Personally, for me on a martial level HyperNormalisation remains so powerful because of the inventive format of the artefact in itself. I feel a sense of immersion far removed from what if felt when reading text. Instead of thinking only in words (an abstraction in itself) I feel more inclined to react and think visually.
For me Curtis’s works are valuable as they allude to framing my own context in the world. Also, as a researcher I enjoy Curtis’s human led based theories. Major events often shown as aftermaths from conversations, breakdowns in political friendships and conflicts of interests. I believe these methodologies of thinking are relevant to me and serve as an influence.
The Consolations of Philosophy (ISBN 0-140-27661-0)
Alain de Botton.
Many die hard readers of philosophy disregard de Botton’s work, passing it on account for the reductionist handling of complex ancient and contemporary philosophy. However as my core interest in not specifically philosophy
In this well intended text, most interesting to me is the appropriation of philosophy in a modern context.
Alain de Botton presents several modern problems we all face in secular society, and attempts to retrieve logic as a from respective philosophers such as Nietzsche and Socrates in order to console the reader.
I think the process of using philosophy in a re-appropriated context to help others is inspirational.
This is an attitude I want to transfer to illustration as I believe the novel as a form of technology is held in lesshigh esteem and potential handicaps the ideas from reaching their full potential as those who may benefited greatly from Alain de Botton’s teaching may not or may not have an interest in reading.
Akira – Feture animation film – Japan - 1988
Akira is a 1988 Japanese adult animescience fiction film directed by Katsuhiro Otomo, produced by Ryōhei Suzuki and Shunzō Katō, and written by Otomo and Izo Hashimoto, based on Otomo's manga of the same name.
In this video, the author analyses the use of light, and explains how these lights act as a motif for the film makers story telling.
Post WW2, because of the impact of the rapid technological industrialization, many feel that in effort to preserve japans identity.

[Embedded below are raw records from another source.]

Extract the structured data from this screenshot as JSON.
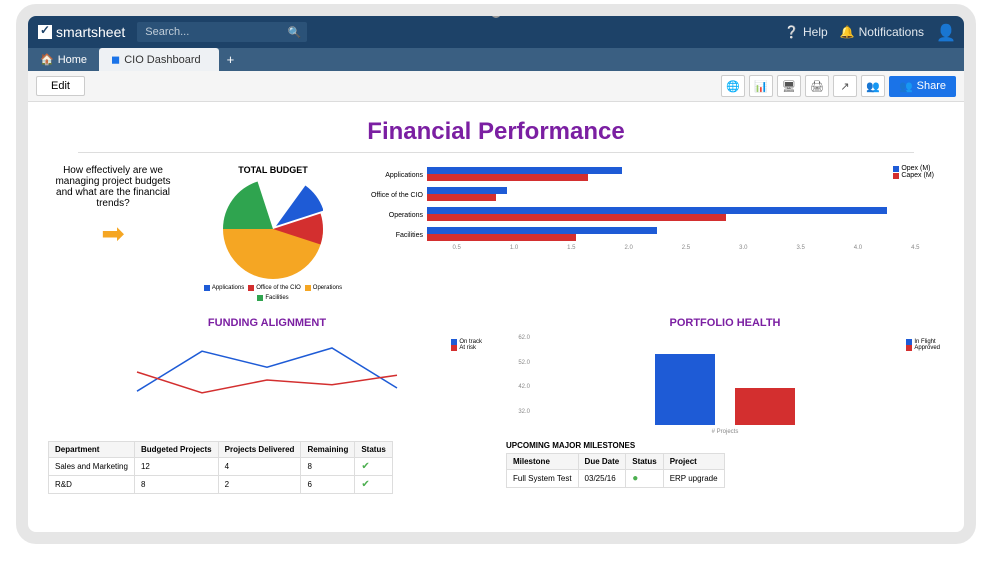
{
  "brand": "smartsheet",
  "search": {
    "placeholder": "Search..."
  },
  "topnav": {
    "help": "Help",
    "notifications": "Notifications"
  },
  "tabs": {
    "home": "Home",
    "active": "CIO Dashboard"
  },
  "toolbar": {
    "edit": "Edit",
    "share": "Share"
  },
  "page": {
    "title": "Financial Performance"
  },
  "question": "How effectively are we managing project budgets and what are the financial trends?",
  "budget": {
    "title": "TOTAL BUDGET"
  },
  "colors": {
    "blue": "#1e5bd6",
    "red": "#d32f2f",
    "green": "#2fa44f",
    "orange": "#f5a623",
    "purple": "#7b1fa2"
  },
  "funding": {
    "title": "FUNDING ALIGNMENT"
  },
  "portfolio": {
    "title": "PORTFOLIO HEALTH"
  },
  "chart_data": [
    {
      "id": "total_budget_pie",
      "type": "pie",
      "title": "TOTAL BUDGET",
      "series": [
        {
          "name": "Applications",
          "value": 10,
          "color": "#1e5bd6"
        },
        {
          "name": "Office of the CIO",
          "value": 10,
          "color": "#d32f2f"
        },
        {
          "name": "Operations",
          "value": 50,
          "color": "#f5a623"
        },
        {
          "name": "Facilities",
          "value": 30,
          "color": "#2fa44f"
        }
      ]
    },
    {
      "id": "opex_capex_bars",
      "type": "bar",
      "orientation": "horizontal",
      "xlabel": "",
      "xlim": [
        0,
        4.5
      ],
      "xticks": [
        0.5,
        1.0,
        1.5,
        2.0,
        2.5,
        3.0,
        3.5,
        4.0,
        4.5
      ],
      "categories": [
        "Applications",
        "Office of the CIO",
        "Operations",
        "Facilities"
      ],
      "series": [
        {
          "name": "Opex (M)",
          "color": "#1e5bd6",
          "values": [
            1.7,
            0.7,
            4.0,
            2.0
          ]
        },
        {
          "name": "Capex (M)",
          "color": "#d32f2f",
          "values": [
            1.4,
            0.6,
            2.6,
            1.3
          ]
        }
      ]
    },
    {
      "id": "funding_alignment_line",
      "type": "line",
      "title": "FUNDING ALIGNMENT",
      "x": [
        1,
        2,
        3,
        4,
        5
      ],
      "series": [
        {
          "name": "On track",
          "color": "#1e5bd6",
          "values": [
            18,
            43,
            33,
            45,
            20
          ]
        },
        {
          "name": "At risk",
          "color": "#d32f2f",
          "values": [
            30,
            17,
            25,
            22,
            28
          ]
        }
      ],
      "ylim": [
        0,
        50
      ],
      "legend_position": "right"
    },
    {
      "id": "portfolio_health_bar",
      "type": "bar",
      "title": "PORTFOLIO HEALTH",
      "categories": [
        "In Flight",
        "Approved"
      ],
      "series": [
        {
          "name": "In Flight",
          "color": "#1e5bd6",
          "values": [
            62,
            0
          ]
        },
        {
          "name": "Approved",
          "color": "#d32f2f",
          "values": [
            0,
            32
          ]
        }
      ],
      "xlabel": "# Projects",
      "ylim": [
        0,
        70
      ],
      "yticks": [
        32,
        42,
        52,
        62
      ]
    }
  ],
  "dept_table": {
    "headers": [
      "Department",
      "Budgeted Projects",
      "Projects Delivered",
      "Remaining",
      "Status"
    ],
    "rows": [
      {
        "dept": "Sales and Marketing",
        "budgeted": "12",
        "delivered": "4",
        "remaining": "8",
        "status": "ok"
      },
      {
        "dept": "R&D",
        "budgeted": "8",
        "delivered": "2",
        "remaining": "6",
        "status": "ok"
      }
    ]
  },
  "milestones": {
    "title": "UPCOMING MAJOR MILESTONES",
    "headers": [
      "Milestone",
      "Due Date",
      "Status",
      "Project"
    ],
    "rows": [
      {
        "milestone": "Full System Test",
        "due": "03/25/16",
        "status": "ok",
        "project": "ERP upgrade"
      }
    ]
  }
}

Akiras underlying themes refer to the uncomfortable nature of which modern japan clashes with its traditions. This is explored in more detail in the YouTube video provided. I particularly love how the environment in Akia is used to convey the sheer scale of Tokyo in a postmodern almost dystopian setting, and how the use of lighting. The neon lights are symbolic for the modernity of japan, as these where first used by tech companies such as Sony, and changed the visual landscape of japan.
WILL SELF ON THE DEATH OF FILM
Will Self provides a very interesting theses on film, its relationship to long form fiction.
I particularly find this talk interesting as Self discuses to medium of film, and literature and acknowledging these artefacts as technological items, and how through time their relevance may shift in importance through time.
I also enjoy Selfs capacity as a speaker, i find the fluid unscripted deliver makes his wrods more impactfull.
Library reading –
Alongside the recommended reading, these are some of the texts I have first begun reading to begin my future research.
I will go into further detail in future blog posts.
Illustration: A Theoretical and Contextual Perspective (9786612662140)
Philosophy and the Arts
Royal institute of philosophy lectures- VI
(a collection of essays, concerning pholiphy and art)
- a difficlut text, howver have proven very interesding.
Whitechapel Gallery, 2015 - Art - 239 pages